Some periodontal practices work diligently to improve the patient experience, but the majority tend to think of it as an afterthought. The patient experience isn’t just about the quality of care the patient receives. Rather, it’s more about their overall impression and interactions with your practice, from the moment they call to schedule an appointment until they’re back in their general dentist’s chair for a follow-up.
In an upcoming blog article, I’ll discuss the specific roles the patient plays in building your referral business with dental professionals. But for now I want to dial in on some specific things you might be doing that can negatively impact patient perceptions and what you can do to fix them:
Your staff plays a major role in how your patients feel about your practice. They’re the first ones to greet the patient to make them feel welcome and comfortable which sets the tone for their visit.
Periodontists and general dentists share a common goal: to provide patients with effective dental treatment.
Though methodologies and approaches are different for each party, they share a common clientele that often requires the services of both.
However, many dentists prefer to treat periodontal patients in-house rather than referring out.

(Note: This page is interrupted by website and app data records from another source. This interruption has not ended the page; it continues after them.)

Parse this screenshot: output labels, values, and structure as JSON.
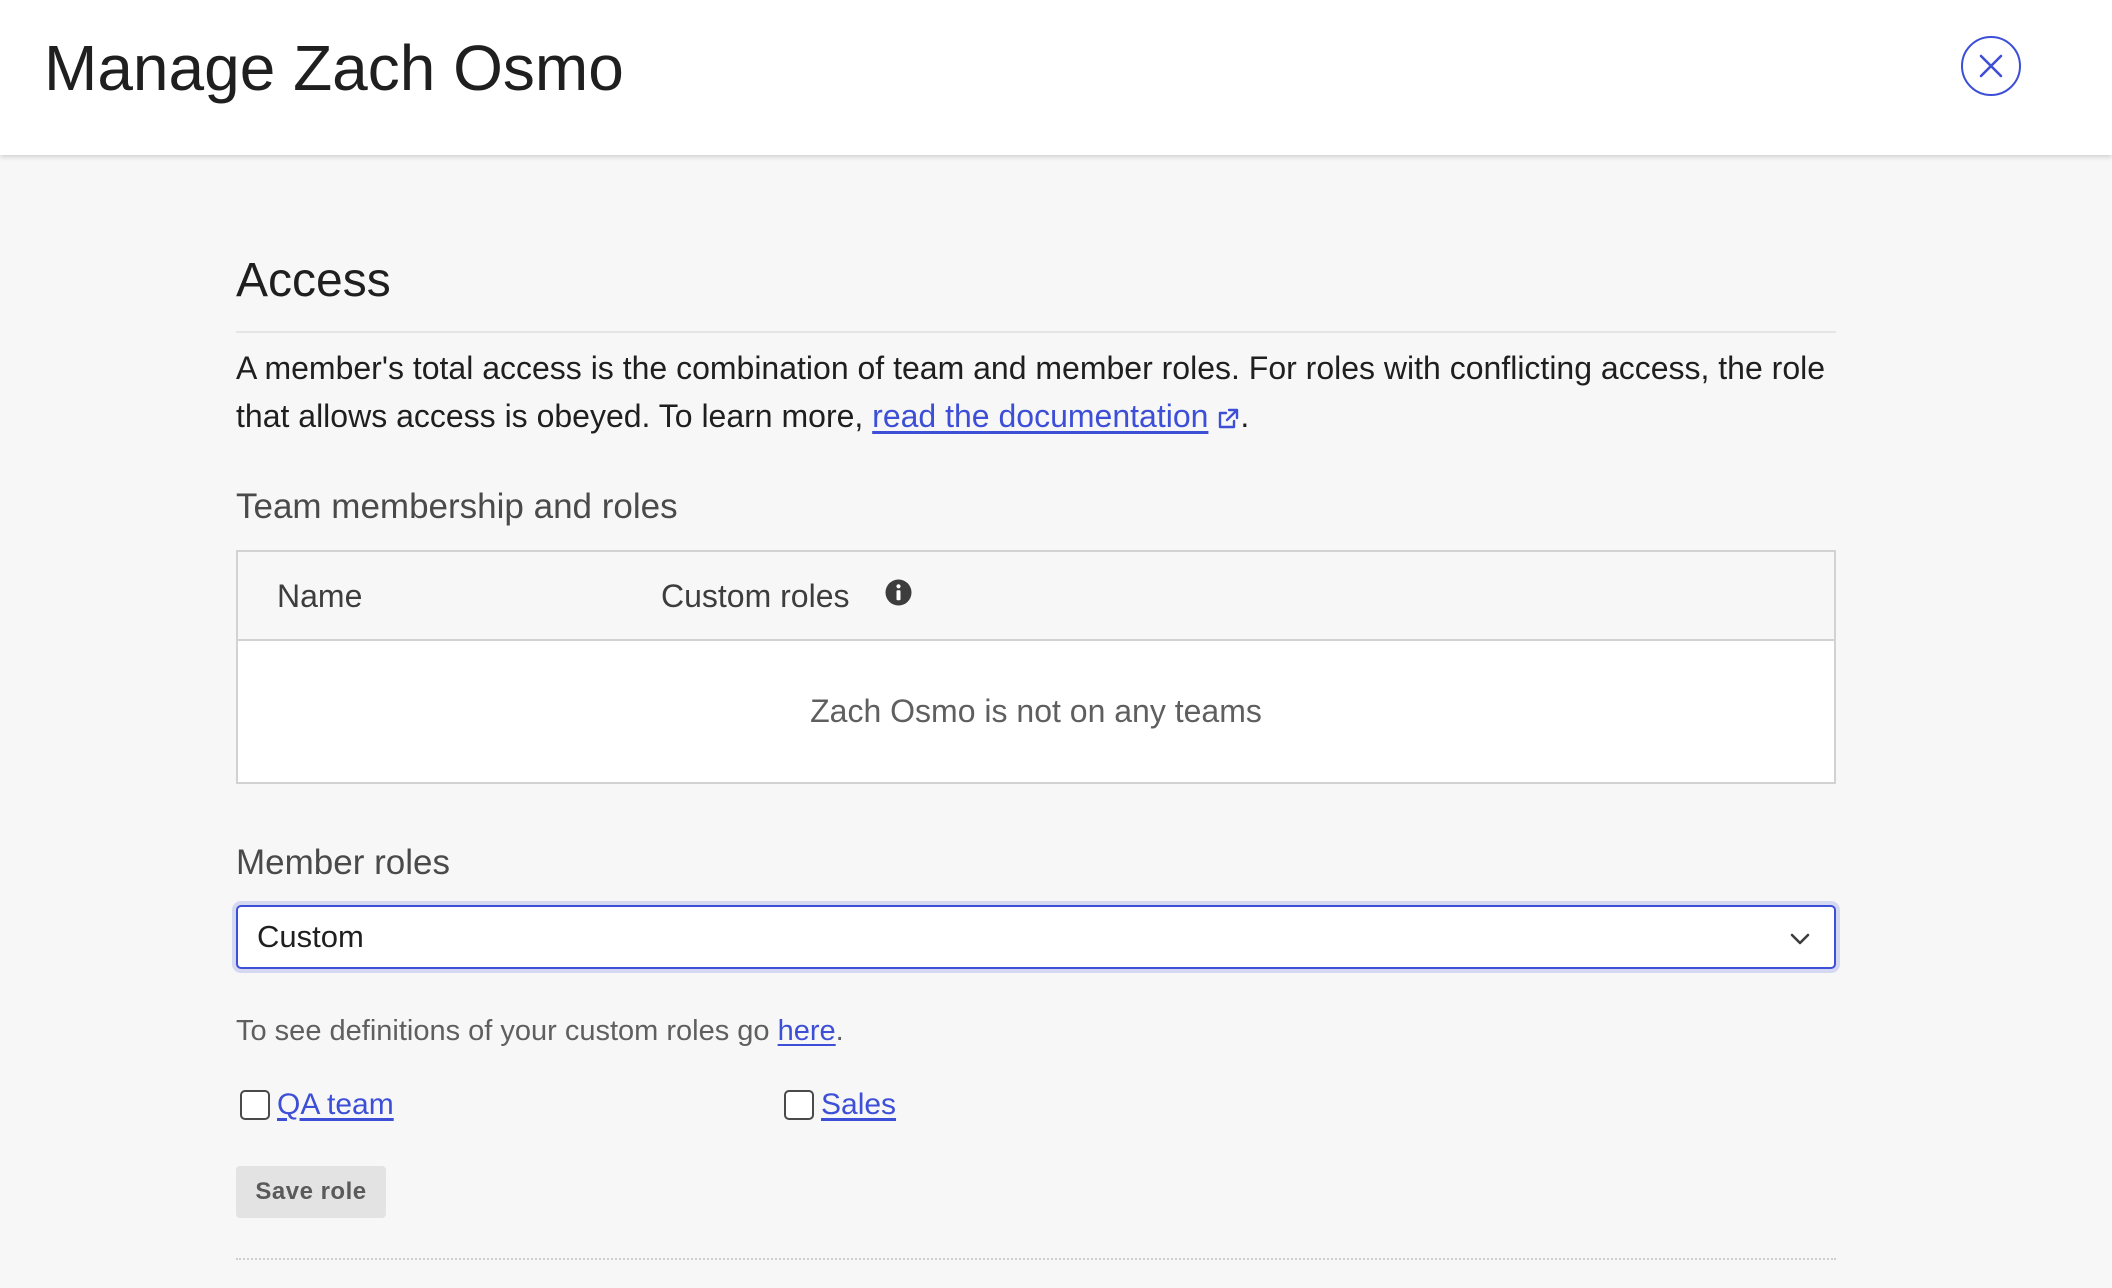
{
  "header": {
    "title": "Manage Zach Osmo",
    "close_icon": "close-icon"
  },
  "access": {
    "title": "Access",
    "intro_text": "A member's total access is the combination of team and member roles. For roles with conflicting access, the role that allows access is obeyed. To learn more, ",
    "doc_link_label": "read the documentation",
    "doc_link_icon": "external-link-icon",
    "intro_end": "."
  },
  "team_membership": {
    "heading": "Team membership and roles",
    "columns": {
      "name": "Name",
      "custom_roles": "Custom roles"
    },
    "info_icon": "info-icon",
    "empty_message": "Zach Osmo is not on any teams"
  },
  "member_roles": {
    "heading": "Member roles",
    "selected_value": "Custom",
    "dropdown_icon": "chevron-down-icon",
    "help_text": "To see definitions of your custom roles go ",
    "help_link_label": "here",
    "help_text_end": ".",
    "custom_roles": [
      {
        "label": "QA team",
        "checked": false
      },
      {
        "label": "Sales",
        "checked": false
      }
    ],
    "save_label": "Save role"
  },
  "colors": {
    "accent": "#3d4fd6",
    "background": "#f7f7f7",
    "text_muted": "#5f5f5f"
  }
}
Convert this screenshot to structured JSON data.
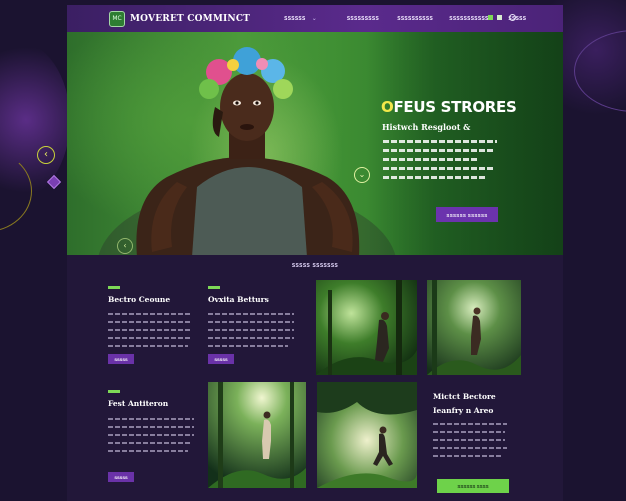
{
  "header": {
    "logo_text": "MC",
    "brand": "MOVERET COMMINCT",
    "nav": [
      "SSSSSS",
      "SSSSSSSSS",
      "SSSSSSSSSS",
      "SSSSSSSSSSSS",
      "SSSSS"
    ],
    "nav_chevron": "⌄"
  },
  "hero": {
    "title_first": "O",
    "title_rest": "FEUS STRORES",
    "subtitle": "Histwch Resgloot &",
    "button": "SSSSSS SSSSSS",
    "arrow_right": "⌄",
    "arrow_left": "‹"
  },
  "side": {
    "arrow": "‹"
  },
  "section": {
    "heading": "SSSSS SSSSSSS"
  },
  "cards": [
    {
      "title": "Bectro Ceoune",
      "button": "SSSSS"
    },
    {
      "title": "Ovxita Betturs",
      "button": "SSSSS"
    },
    {
      "title": "Fest Antiteron",
      "button": "SSSSS"
    },
    {
      "title_line1": "Mictct Bectore",
      "title_line2": "Ieanfry n Areo",
      "button": "SSSSSS SSSS"
    }
  ],
  "colors": {
    "header_bg": "#4b2378",
    "accent_purple": "#6b33ad",
    "accent_green": "#6ed24a",
    "page_bg": "#221739"
  }
}
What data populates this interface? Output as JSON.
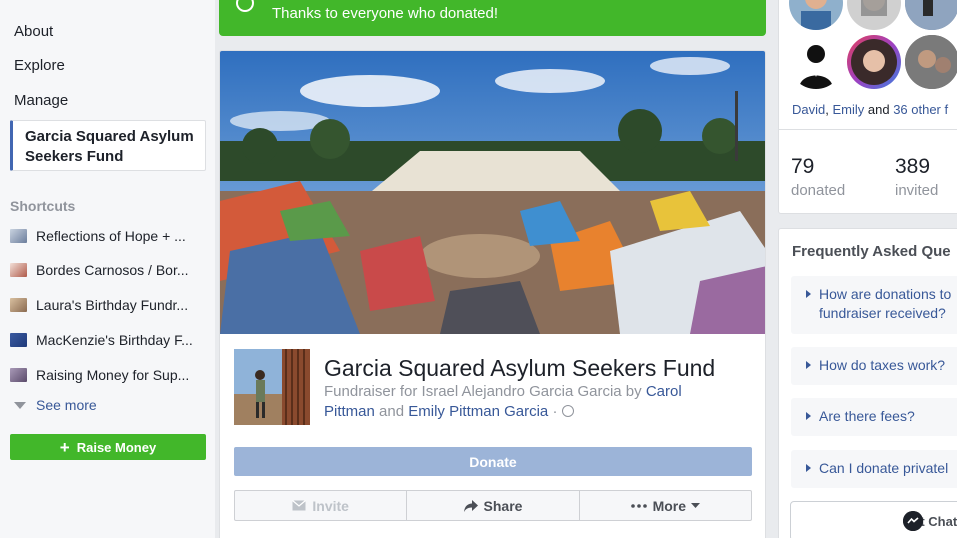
{
  "left_nav": {
    "items": [
      "About",
      "Explore",
      "Manage"
    ],
    "active": "Garcia Squared Asylum Seekers Fund"
  },
  "shortcuts": {
    "heading": "Shortcuts",
    "items": [
      {
        "label": "Reflections of Hope + ...",
        "color": "#6b7d9c"
      },
      {
        "label": "Bordes Carnosos / Bor...",
        "color": "#b05a4a"
      },
      {
        "label": "Laura's Birthday Fundr...",
        "color": "#8a6a50"
      },
      {
        "label": "MacKenzie's Birthday F...",
        "color": "#1f3a7a"
      },
      {
        "label": "Raising Money for Sup...",
        "color": "#5a4a6a"
      }
    ],
    "see_more": "See more"
  },
  "raise_money_label": "Raise Money",
  "banner": {
    "text": "Thanks to everyone who donated!",
    "color": "#42b72a"
  },
  "fundraiser": {
    "title": "Garcia Squared Asylum Seekers Fund",
    "sub_prefix": "Fundraiser for Israel Alejandro Garcia Garcia by ",
    "organizer_1": "Carol Pittman",
    "conj": " and ",
    "organizer_2": "Emily Pittman Garcia",
    "dot": " · ",
    "privacy_icon": "globe-icon"
  },
  "actions": {
    "donate": "Donate",
    "invite": "Invite",
    "share": "Share",
    "more": "More"
  },
  "donors": {
    "names_1": "David",
    "sep": ", ",
    "names_2": "Emily",
    "and": " and ",
    "others": "36 other f"
  },
  "stats": {
    "donated_count": "79",
    "donated_label": "donated",
    "invited_count": "389",
    "invited_label": "invited"
  },
  "faq": {
    "heading": "Frequently Asked Que",
    "items": [
      "How are donations to fundraiser received?",
      "How do taxes work?",
      "Are there fees?",
      "Can I donate privatel"
    ]
  },
  "chat": {
    "label": "Get Chat"
  },
  "colors": {
    "accent": "#4267b2",
    "link": "#385898",
    "green": "#42b72a",
    "donate_disabled": "#9cb4d8"
  }
}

That can make it seem as though the two are battling for business rather than working toward a common goal.
Being the specialist, Periodontists are in a better position to show how they can work with dentists rather than against them.
The most important thing you can do when working with dentists is to stress the importance of working for the patient's overall health, not just the practice or specialty. It’s easy to say we care about the patient’s best interest and this is why we approach the care the way we do. It’s a universal understanding. But the...